'Raw" is the word that comes up again and again in comments on Paula Bomer's earlier work, "Baby and Other Stories." And "raw," in every sense, is an apt word for Bomer's first novel, "Nine Months," the story of an unexpected, wildly ambivalent pregnancy -- the third for a painter just primed to return to work. The nerves are exposed, the emotions are bare and the language is brutally frank, which is often exhilarating, occasionally funny and sometimes simply rough.
Taking place at the nexus of sex, art and motherhood, the novel is an extended riff on the nature of creativity -- but it doesn't feel like anything so lofty, down and dirty as it's written. Sonia, the 35-year-old mother of 4-year-old Tom and 2-year-old Mike, lives in Brooklyn with Dick (what else) her hardworking, remarkably enlightened husband of 10 years. In her past, which she revisits (or tries to) when her accidental pregnancy unhinges her, is a heady period of artistic and sexual experimentation centered on art school and a few outsize personalities. And it's in the tension between that past, with its vision of power, and the present, with its overpowering demands, that the story takes place.
The book, you should probably know, is incredibly foul-mouthed. But the language is fitting for an account of pregnancy, childbirth and motherhood that owes nothing to Hallmark and everything to hormones. A good part of the novel, in fact, is rants -- against childless artists and sexless mothers and endlessly needy children -- and it's awful and funny and true. When Sonia, well into her pregnancy, abandons her husband and children for a bacchanalian, retrospective road trip, Bomer has done her work so well that every wacky thing that follows -- and there are plenty -- seems not just credible but perfectly likely.

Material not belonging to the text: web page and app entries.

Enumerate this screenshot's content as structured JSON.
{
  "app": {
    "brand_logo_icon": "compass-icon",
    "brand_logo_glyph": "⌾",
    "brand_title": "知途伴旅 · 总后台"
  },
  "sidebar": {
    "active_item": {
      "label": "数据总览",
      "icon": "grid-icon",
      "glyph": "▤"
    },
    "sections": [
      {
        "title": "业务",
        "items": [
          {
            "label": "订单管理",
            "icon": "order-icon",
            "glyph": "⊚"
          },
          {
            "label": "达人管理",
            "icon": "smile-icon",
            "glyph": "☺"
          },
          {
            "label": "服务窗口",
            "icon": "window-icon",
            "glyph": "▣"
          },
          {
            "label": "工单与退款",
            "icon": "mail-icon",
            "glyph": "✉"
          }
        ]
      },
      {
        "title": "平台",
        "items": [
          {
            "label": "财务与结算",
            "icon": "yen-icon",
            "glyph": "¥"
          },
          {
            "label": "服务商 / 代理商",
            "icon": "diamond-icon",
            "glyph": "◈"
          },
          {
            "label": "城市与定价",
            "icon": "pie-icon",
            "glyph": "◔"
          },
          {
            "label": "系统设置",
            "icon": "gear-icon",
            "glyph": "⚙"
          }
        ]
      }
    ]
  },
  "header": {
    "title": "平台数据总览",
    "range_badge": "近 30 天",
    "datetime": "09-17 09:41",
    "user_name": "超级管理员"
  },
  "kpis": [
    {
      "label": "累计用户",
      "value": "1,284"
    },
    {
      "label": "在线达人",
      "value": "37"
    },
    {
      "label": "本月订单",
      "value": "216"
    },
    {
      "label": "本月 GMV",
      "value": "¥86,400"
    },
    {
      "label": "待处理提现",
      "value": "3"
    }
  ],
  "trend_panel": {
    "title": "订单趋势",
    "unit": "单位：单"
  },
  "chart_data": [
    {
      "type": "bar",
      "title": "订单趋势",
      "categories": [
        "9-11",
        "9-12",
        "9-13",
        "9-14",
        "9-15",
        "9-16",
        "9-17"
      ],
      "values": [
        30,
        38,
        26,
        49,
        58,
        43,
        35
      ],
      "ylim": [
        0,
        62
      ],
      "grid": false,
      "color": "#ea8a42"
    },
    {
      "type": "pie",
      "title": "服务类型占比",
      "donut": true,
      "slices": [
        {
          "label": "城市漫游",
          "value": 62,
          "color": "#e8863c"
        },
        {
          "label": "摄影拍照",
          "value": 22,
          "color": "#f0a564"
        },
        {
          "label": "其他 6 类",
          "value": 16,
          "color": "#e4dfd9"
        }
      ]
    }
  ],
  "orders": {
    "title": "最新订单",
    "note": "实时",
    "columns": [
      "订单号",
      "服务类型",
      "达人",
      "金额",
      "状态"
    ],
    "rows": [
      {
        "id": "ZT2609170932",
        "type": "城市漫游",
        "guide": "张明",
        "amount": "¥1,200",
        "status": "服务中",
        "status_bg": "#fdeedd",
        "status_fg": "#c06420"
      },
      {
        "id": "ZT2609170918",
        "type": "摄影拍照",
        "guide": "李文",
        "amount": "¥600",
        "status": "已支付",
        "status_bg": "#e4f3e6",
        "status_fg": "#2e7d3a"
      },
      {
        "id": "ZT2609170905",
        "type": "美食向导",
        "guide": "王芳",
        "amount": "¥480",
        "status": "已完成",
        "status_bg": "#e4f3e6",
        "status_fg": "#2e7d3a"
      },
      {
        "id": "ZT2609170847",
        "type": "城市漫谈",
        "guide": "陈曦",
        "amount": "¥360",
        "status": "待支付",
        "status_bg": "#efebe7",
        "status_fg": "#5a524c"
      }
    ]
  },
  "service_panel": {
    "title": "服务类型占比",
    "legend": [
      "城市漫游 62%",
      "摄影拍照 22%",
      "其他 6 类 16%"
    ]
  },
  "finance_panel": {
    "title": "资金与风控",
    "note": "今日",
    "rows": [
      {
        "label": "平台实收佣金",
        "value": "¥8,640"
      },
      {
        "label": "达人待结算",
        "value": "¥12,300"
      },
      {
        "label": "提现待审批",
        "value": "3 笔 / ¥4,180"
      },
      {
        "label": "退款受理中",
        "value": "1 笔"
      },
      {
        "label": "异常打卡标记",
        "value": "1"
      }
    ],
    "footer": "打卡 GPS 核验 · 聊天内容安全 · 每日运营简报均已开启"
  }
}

What's most impressive and artful about "Nine Months" is how artless it seems, as if the story is immediate, unmeditated. But convincingly managing such insights, endlessly shifting and contradictory, within the experience of one character is mastery of a rare sort, and in the character of Sonia, Bomer has captured the strange sort of fractured and unsatisfactory truth that so many of us live.
Ellen Akins is a writer in Wisconsin.